The Disney family picture Pete’s Dragon lumbers right up to the border of cloying, but doesn’t tip over. After a fast, cruel opening — car trip, beatific mom beaming at adorable 5-year-old, hideous crash — the little boy, Pete, wanders into a deep forest and is saved from wolves by a furred, cuddly dragon. Six years later, Pete (Oakes Fegley, a forest-dweller’s name if ever I’ve heard one), is a regular little Tarzan, scampering over vines and spending nights in a cave curled up beside his friend, whom he names Elliot, after a character in a picture book he clutched when he slipped from his parents’ devastated car. All would be idyllic — or as idyllic as it could be, minus a human mom and dad — but for a construction crew led by Karl Urban, as one of those macho anti-environmentalists who want to chew up the wilderness and shoot anything left over. Fortunately, Urban’s soon-to-be sister-in-law, Grace (Bryce Dallas Howard), is a kind, dreamy-eyed, maternal forest ranger with a face nearly as angelic as Pete’s dead mother’s. And she has a kind, clever stepdaughter (Oona Laurence) who’d make a hell of a sister. And she has a kind, clever father (Robert Redford) who once, while hunting, came face-to-face with the alleged Millhaven dragon, and now has a mystical regard for the wilderness and its denizens. Maybe kindness will triumph over rapacious industry and the sort of people who don’t believe in friendly dragons. The shimmery score hints broadly that it will.
Several people have asked me how this Pete’s Dragon compares to Disney’s 1977 Pete’s Dragon, which was a full-blown musical with songs by Al Kasha and Joel Hirschhorn. I don’t want to bruise any happy childhood memories you might have of it, but the truth is, that movie was … how can I put this gently? Let me try: God-fucking-awful. Poor Helen Reddy. Poor Shelley Winters. Even if Mickey Rooney and Red Buttons needed the work, poor Mickey Rooney and Red Buttons. I bet even the cartoon dragon is embarrassed, looking back. This new movie throws out almost everything except the idea of an orphaned boy who gets adopted by a dragon and some bad guys who want to capture it and make big money. The only songs are some folkie numbers on the soundtrack that are in good taste, although it made me sad to hear Leonard Cohen singing “So Long, Marianne” only a few days after his Marianne left this world. Bad timing.
Pete’s Dragon was directed and co-written by David Lowery, who made the critically adored, outlaw art movie Ain’t Them Bodies Saints — which this critic thought was as torturous as its title. The first part of Pete’s Dragon has an odd clunkiness, as if Lowery wants to deliver a magically fluid Disney picture, but, like someone learning to waltz, keeps stutter-stepping.
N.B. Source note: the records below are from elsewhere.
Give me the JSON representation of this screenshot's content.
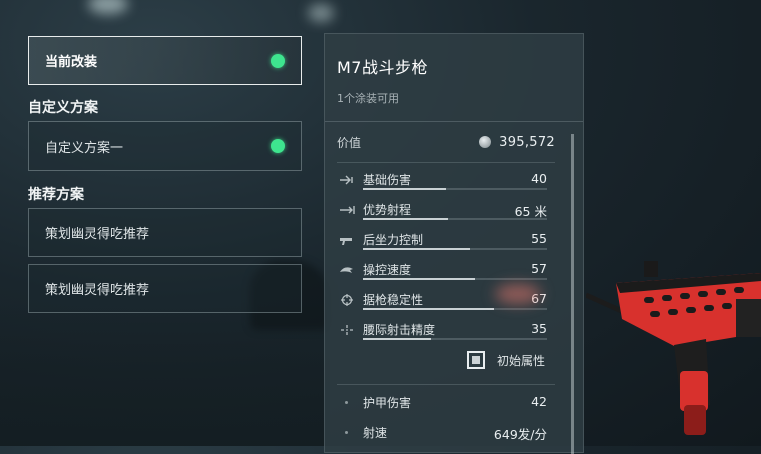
{
  "left": {
    "current_mod": "当前改装",
    "custom_section": "自定义方案",
    "custom_preset": "自定义方案一",
    "recommended_section": "推荐方案",
    "recommended": [
      "策划幽灵得吃推荐",
      "策划幽灵得吃推荐"
    ],
    "active_color": "#3ee58f"
  },
  "panel": {
    "weapon_name": "M7战斗步枪",
    "skins_available": "1个涂装可用",
    "value_label": "价值",
    "value_icon": "coin-icon",
    "value": "395,572",
    "stats": [
      {
        "label": "基础伤害",
        "value": "40",
        "icon": "damage-icon",
        "fill": 0.45
      },
      {
        "label": "优势射程",
        "value": "65 米",
        "icon": "range-icon",
        "fill": 0.46
      },
      {
        "label": "后坐力控制",
        "value": "55",
        "icon": "recoil-icon",
        "fill": 0.58
      },
      {
        "label": "操控速度",
        "value": "57",
        "icon": "handling-icon",
        "fill": 0.61
      },
      {
        "label": "据枪稳定性",
        "value": "67",
        "icon": "stability-icon",
        "fill": 0.71
      },
      {
        "label": "腰际射击精度",
        "value": "35",
        "icon": "hipfire-icon",
        "fill": 0.37
      }
    ],
    "base_attributes": "初始属性",
    "extra": [
      {
        "label": "护甲伤害",
        "value": "42"
      },
      {
        "label": "射速",
        "value": "649发/分"
      }
    ]
  },
  "colors": {
    "gun_accent": "#d8312d",
    "panel_bg": "#303e44"
  }
}
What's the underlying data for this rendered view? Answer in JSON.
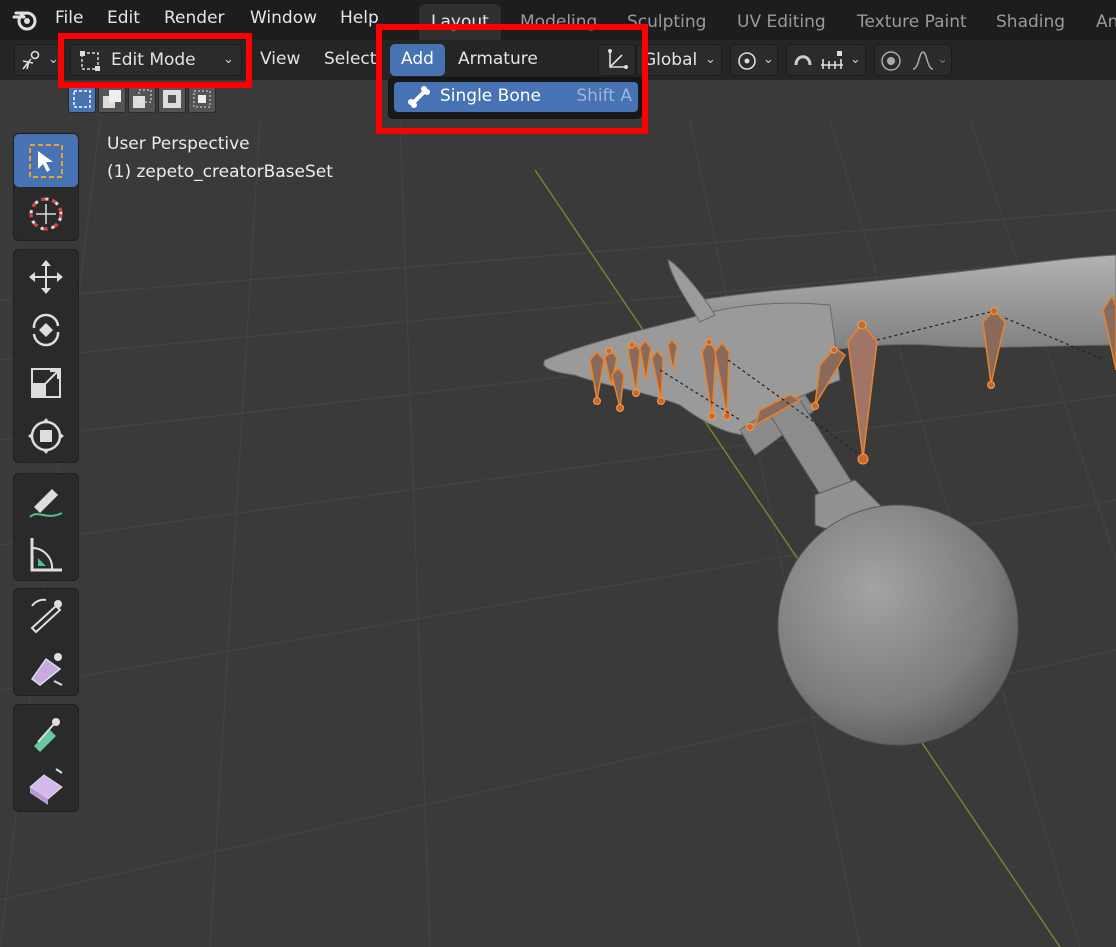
{
  "menubar": {
    "items": [
      "File",
      "Edit",
      "Render",
      "Window",
      "Help"
    ],
    "workspace_tabs": [
      "Layout",
      "Modeling",
      "Sculpting",
      "UV Editing",
      "Texture Paint",
      "Shading",
      "An"
    ]
  },
  "header": {
    "mode": "Edit Mode",
    "view": "View",
    "select": "Select",
    "add": "Add",
    "armature": "Armature",
    "orientation": "Global"
  },
  "viewport": {
    "perspective_label": "User Perspective",
    "object_label": "(1) zepeto_creatorBaseSet"
  },
  "add_menu": {
    "item_label": "Single Bone",
    "item_shortcut": "Shift A"
  },
  "colors": {
    "highlight": "#ff0000",
    "accent": "#4772b3",
    "bone_orange": "#e8832a",
    "floor_line": "#6b8f2a"
  },
  "icons": [
    "blender-logo-icon",
    "armature-editor-icon",
    "edit-mode-icon",
    "bone-icon",
    "transform-orientation-icon",
    "snap-icon",
    "proportional-editing-icon"
  ]
}
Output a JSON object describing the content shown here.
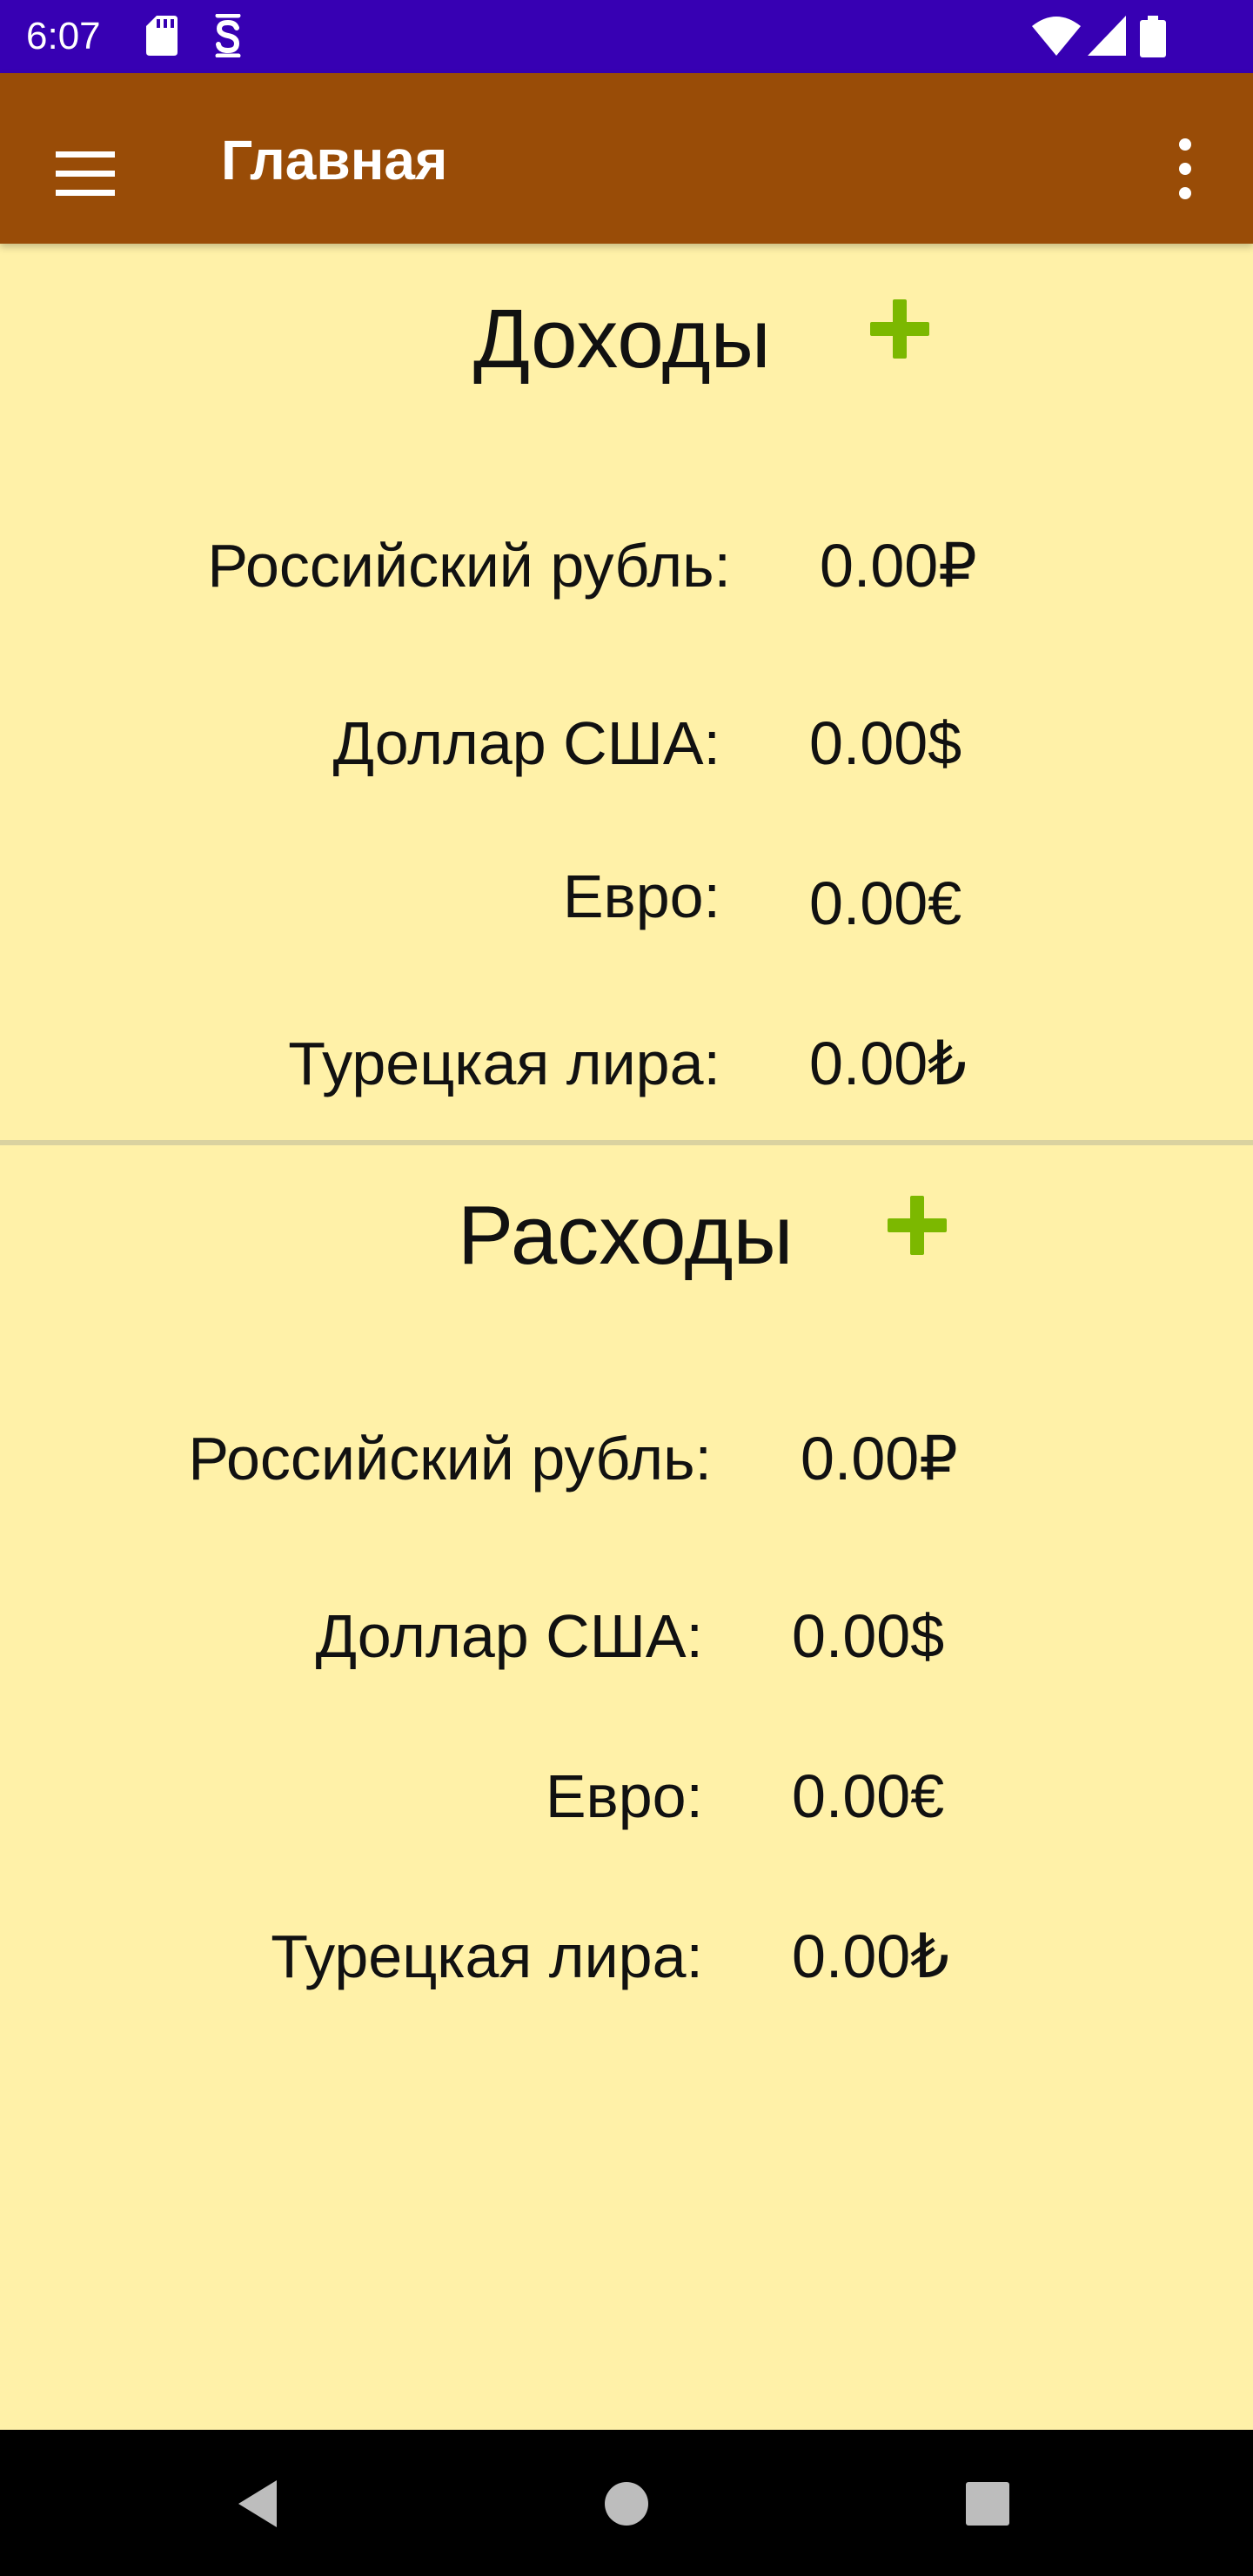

He’s helped by Daniel Hart’s score, the aural equivalent of a big, wet doggy tongue sliding over your face — the perfect correlative for Elliot, the computer-generated dragon, who has an awesome wingspan when he flies but is otherwise closer to a stuffed doggy. I imagine you can already find his likeness at Toys ‘R’ Us. (Just did a quick check — yep, he’s there. But no links! I’m enough of a shill already!)
After half an hour or so of those stutter steps, Pete’s Dragon starts working on you, much like those gold standards of the boy-and-his-otherworldly-friend genre, E.T. and The Iron Giant. Your eyes start to water when the purity of childish, interspecies love collides with the demands of the harsh, grown-up world. And this film has an additional avenue for wringing tears: It conjures up “Puff the Magic Dragon,” and its little Jackie Paper who gets too old to frolic in the autumn mist of Hannalee, as well as Inside Out’s Bing Bong, who must be left behind because he has no place in the life of a teenager. Don’t worry, though: Pete’s new human family is not the type to reject dragons. Watch how Grace first meets Pete in the forest in his loincloth — the way Bryce Dallas Howard asks, “Where’d you come from?” and tilts her head and scrunches her eyes in a way that signals she knows he came from someplace outside this mundane existence, some faraway, wishing-on-a-star place she dreamed of as a little girl. Oh, Bryce, you are slick — but somehow wholesome, like your dad. For a while you might wish that this were another kind of film and that Elliot would bite Karl Urban’s head off, but this is a world in which bad guys don’t stay bad for very long.
The only thing that threw me in Pete’s Dragon is seeing Redford in a mystical-codger role. Yes, Redford’s reverence for the environment is well-documented, but he doesn’t look at home sitting in a workshop telling fantastical stories to squealing kids. On the other hand, it’s better to have an actor who’s faintly embarrassed and dries the material out a bit than someone frequently cast in the role of “Gramps.” And it’s a tribute to Redford’s general fitness that every time I see him, I want to someone to call out, “Hey, Kid — how good are you?”